Hugo Lentze, Travis Manion Foundation

October 27, 10:06 AM

Good morning, and thank you for the chance to be here today. My name is Hugo Lentze, and I have the honor of serving as the Chief Strategic Partnerships Officer at the Travis Manion Foundation. For those who may not be as familiar with our work, we strive to unite and strengthen communities by training, developing, and highlighting the role models within them.

Inspired by—and dedicated to—Marine Corps 1stLt Travis Manion, he made the ultimate sacrifice for the safety of his military patrol in Iraq’s Al Anbar Province in 2007. Due to his actions that day, all members of his patrol survived. Today, we carry on his legacy of selfless service and leadership, and that of all those who have served, or continue to serve, our nation.

Over the years, this Nation has viewed service members and veterans in many ways. We are fortunate to have reached a point where they are respected and valued members of our society. When it comes to the closing the 90-10 loophole, we request for this Department to honor the service and sacrifices of veterans by keep the law strong. It took many organizations, a bipartisan Congress, and nearly a decade of advocacy to finally close this loophole.

Last week, our team hosted General Joe Dunford, the recent Chairman of the Joint Chiefs of Staff. He had some instructive advice for those who served in Afghanistan, after we all saw the difficult pullout from Kabul City.

He posed the question so many veterans have been thinking, “Was their service worth it?” and he set up his standard to judge that question: “Did you serve your best, and keep your honor clean? If yes, then you did your part to keep America safe.”

To all of us veterans, General Dunford’s statement is not mere lofty words. As a retired Blackhawk pilot, I can tell you from my own time in the Army, veterans are some of the best Americans you will ever come across; they raised their hand when their country called. It is up to us to keep faith with these remarkable women and men who did their part.

Veterans deserve the best education they can get for their hard-earned GI Bill dollars. As a country, we should accept nothing less. If a school doesn’t garner even one out of ten students willing to pay out of pocket, schools need to know veterans aren’t a lifeline to inflate their programs.

Closing this loophole has been a long time in the making, and we ask that you remember the last words Travis said before he went overseas—a mantra that he lived his life by— “if not me, then who?”

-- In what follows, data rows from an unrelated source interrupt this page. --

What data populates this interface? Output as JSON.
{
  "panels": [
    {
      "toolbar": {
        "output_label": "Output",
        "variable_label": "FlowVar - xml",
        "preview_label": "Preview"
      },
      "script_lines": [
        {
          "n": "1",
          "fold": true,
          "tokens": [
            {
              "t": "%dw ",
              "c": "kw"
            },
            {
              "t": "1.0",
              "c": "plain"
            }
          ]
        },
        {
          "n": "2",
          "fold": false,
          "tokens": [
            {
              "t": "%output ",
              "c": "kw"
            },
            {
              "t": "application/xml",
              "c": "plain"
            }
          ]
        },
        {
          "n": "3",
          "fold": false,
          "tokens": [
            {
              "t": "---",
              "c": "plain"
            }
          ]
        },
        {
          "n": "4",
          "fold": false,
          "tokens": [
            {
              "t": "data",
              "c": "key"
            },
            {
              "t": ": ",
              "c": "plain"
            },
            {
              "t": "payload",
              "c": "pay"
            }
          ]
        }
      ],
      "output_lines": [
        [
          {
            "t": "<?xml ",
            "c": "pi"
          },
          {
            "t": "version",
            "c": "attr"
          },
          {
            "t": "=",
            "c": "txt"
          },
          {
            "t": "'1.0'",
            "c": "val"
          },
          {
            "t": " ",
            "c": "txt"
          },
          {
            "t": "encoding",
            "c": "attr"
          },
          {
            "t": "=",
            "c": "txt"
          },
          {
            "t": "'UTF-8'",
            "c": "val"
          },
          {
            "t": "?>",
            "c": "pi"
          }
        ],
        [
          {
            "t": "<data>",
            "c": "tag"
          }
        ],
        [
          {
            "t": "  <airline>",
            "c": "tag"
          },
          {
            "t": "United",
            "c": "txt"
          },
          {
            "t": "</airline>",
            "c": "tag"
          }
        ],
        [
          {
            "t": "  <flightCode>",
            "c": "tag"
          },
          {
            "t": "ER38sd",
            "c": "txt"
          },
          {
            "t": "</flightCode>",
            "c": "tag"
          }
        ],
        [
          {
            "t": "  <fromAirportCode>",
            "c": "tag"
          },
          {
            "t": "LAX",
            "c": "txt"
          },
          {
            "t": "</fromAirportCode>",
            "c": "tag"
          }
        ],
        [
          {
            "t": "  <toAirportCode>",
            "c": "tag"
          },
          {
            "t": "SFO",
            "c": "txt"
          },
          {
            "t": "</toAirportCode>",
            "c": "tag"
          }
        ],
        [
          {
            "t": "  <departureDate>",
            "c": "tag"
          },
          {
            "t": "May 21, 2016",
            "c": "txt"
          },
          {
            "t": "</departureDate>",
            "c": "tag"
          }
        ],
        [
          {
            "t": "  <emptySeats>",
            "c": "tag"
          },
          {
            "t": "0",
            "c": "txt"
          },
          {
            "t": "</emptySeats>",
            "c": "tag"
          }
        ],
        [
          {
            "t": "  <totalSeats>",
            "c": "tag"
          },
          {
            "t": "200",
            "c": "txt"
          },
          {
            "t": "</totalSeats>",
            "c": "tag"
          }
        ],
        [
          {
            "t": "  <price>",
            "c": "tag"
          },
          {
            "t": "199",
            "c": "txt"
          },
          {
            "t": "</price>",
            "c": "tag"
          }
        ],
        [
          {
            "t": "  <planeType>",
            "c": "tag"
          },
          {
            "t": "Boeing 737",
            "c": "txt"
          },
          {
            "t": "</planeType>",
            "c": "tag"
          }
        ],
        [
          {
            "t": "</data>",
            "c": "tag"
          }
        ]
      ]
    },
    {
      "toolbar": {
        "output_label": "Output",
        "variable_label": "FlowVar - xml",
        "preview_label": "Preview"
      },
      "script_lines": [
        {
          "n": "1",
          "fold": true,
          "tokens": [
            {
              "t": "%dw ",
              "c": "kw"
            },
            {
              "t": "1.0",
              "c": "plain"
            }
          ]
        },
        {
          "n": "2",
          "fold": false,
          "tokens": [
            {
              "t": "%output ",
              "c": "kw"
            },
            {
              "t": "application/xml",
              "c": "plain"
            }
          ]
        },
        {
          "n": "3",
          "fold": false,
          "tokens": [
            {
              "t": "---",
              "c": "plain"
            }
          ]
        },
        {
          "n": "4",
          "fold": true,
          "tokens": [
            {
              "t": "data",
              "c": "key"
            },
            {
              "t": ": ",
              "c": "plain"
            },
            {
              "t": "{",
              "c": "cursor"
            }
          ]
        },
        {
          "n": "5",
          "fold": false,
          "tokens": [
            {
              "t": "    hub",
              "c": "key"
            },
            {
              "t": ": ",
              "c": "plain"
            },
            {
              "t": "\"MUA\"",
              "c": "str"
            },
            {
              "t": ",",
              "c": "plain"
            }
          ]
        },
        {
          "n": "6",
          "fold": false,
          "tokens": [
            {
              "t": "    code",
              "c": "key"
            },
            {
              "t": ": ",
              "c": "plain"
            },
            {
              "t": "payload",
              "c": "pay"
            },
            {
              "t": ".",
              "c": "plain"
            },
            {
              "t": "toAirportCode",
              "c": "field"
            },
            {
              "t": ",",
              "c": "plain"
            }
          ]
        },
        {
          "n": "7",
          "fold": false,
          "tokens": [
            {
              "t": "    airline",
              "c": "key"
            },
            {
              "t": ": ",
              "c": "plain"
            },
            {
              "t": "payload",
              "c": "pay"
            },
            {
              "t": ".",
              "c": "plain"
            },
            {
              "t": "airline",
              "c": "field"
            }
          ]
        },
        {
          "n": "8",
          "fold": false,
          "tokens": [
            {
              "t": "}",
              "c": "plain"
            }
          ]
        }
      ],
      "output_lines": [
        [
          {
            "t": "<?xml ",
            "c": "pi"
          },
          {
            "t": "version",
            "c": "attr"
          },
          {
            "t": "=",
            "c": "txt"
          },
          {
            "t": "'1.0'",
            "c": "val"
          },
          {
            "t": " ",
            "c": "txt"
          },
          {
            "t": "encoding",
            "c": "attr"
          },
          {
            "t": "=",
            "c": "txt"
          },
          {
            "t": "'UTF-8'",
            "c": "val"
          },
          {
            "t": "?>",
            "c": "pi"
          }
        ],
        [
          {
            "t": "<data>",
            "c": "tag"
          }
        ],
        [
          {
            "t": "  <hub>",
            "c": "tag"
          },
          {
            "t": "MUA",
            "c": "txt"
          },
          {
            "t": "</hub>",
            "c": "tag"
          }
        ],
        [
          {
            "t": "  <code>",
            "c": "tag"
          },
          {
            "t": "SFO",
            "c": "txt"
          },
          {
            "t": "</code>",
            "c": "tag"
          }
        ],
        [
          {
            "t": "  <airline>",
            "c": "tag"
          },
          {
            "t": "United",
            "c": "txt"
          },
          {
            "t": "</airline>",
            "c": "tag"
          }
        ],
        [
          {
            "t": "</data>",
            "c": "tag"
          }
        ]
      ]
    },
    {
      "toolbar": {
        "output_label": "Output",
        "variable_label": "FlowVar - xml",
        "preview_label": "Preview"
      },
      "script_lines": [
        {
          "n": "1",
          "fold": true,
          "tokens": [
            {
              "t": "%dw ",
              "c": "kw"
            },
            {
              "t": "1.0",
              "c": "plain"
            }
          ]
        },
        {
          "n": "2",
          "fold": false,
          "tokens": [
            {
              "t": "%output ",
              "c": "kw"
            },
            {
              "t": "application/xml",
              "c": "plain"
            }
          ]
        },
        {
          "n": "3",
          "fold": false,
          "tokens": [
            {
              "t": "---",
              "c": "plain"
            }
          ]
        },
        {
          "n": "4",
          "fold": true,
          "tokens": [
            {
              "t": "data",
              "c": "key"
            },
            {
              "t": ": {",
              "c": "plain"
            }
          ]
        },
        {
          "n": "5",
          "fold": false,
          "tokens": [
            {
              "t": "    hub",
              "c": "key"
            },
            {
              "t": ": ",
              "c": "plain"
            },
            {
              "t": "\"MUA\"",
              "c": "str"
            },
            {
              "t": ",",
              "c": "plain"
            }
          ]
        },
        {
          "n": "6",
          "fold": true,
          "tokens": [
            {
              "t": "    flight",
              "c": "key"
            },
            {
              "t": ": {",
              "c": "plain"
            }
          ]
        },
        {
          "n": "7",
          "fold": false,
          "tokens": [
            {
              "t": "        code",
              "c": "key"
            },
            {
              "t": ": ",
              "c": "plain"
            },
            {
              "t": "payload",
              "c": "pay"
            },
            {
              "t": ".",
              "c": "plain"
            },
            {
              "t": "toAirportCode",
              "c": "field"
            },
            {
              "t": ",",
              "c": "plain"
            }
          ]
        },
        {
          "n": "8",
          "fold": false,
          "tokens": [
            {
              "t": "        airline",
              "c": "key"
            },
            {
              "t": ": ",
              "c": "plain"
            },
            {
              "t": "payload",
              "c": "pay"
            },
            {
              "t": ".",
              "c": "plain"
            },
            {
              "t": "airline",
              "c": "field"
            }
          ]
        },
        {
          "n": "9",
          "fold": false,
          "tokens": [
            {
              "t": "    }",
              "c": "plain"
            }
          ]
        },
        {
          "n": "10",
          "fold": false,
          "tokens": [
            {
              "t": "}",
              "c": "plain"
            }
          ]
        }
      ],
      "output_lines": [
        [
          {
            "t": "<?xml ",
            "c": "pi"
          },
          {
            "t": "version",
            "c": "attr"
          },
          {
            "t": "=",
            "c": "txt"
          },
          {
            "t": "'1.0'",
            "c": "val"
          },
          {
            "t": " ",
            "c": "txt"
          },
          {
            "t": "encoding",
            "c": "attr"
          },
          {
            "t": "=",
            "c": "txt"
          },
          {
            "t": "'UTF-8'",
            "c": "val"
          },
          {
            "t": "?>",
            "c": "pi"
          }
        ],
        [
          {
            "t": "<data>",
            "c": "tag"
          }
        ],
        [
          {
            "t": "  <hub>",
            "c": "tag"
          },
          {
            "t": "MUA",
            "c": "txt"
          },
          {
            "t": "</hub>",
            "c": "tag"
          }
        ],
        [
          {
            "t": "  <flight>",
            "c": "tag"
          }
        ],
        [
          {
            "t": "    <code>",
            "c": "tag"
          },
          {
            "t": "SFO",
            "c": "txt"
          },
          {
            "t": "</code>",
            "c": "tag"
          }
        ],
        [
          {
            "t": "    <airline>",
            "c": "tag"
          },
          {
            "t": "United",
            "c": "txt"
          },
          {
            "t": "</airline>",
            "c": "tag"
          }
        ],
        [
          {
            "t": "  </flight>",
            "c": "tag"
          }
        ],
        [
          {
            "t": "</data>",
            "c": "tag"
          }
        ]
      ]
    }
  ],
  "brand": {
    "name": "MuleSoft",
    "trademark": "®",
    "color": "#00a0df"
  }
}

Will this Department live up to the high standard that he set for us all? We are grateful for the opportunity to speak here today.